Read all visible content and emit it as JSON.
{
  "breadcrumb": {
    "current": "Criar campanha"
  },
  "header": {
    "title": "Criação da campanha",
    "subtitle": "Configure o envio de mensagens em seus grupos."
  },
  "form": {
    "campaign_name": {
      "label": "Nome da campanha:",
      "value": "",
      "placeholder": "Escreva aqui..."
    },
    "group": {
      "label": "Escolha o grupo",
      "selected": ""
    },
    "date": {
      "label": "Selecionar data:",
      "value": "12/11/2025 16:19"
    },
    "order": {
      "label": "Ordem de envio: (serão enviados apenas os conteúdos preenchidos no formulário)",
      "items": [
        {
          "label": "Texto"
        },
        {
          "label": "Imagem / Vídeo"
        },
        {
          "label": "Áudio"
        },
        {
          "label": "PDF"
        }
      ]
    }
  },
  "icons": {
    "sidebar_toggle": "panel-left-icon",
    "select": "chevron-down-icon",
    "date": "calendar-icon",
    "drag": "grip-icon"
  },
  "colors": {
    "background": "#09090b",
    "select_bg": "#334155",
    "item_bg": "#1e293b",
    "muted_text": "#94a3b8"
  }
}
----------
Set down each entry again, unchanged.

Read all visible content and emit it as JSON.
{
  "breadcrumb": {
    "current": "Criar campanha"
  },
  "header": {
    "title": "Criação da campanha",
    "subtitle": "Configure o envio de mensagens em seus grupos."
  },
  "form": {
    "campaign_name": {
      "label": "Nome da campanha:",
      "value": "",
      "placeholder": "Escreva aqui..."
    },
    "group": {
      "label": "Escolha o grupo",
      "selected": ""
    },
    "date": {
      "label": "Selecionar data:",
      "value": "12/11/2025 16:19"
    },
    "order": {
      "label": "Ordem de envio: (serão enviados apenas os conteúdos preenchidos no formulário)",
      "items": [
        {
          "label": "Texto"
        },
        {
          "label": "Imagem / Vídeo"
        },
        {
          "label": "Áudio"
        },
        {
          "label": "PDF"
        }
      ]
    }
  },
  "icons": {
    "sidebar_toggle": "panel-left-icon",
    "select": "chevron-down-icon",
    "date": "calendar-icon",
    "drag": "grip-icon"
  },
  "colors": {
    "background": "#09090b",
    "select_bg": "#334155",
    "item_bg": "#1e293b",
    "muted_text": "#94a3b8"
  }
}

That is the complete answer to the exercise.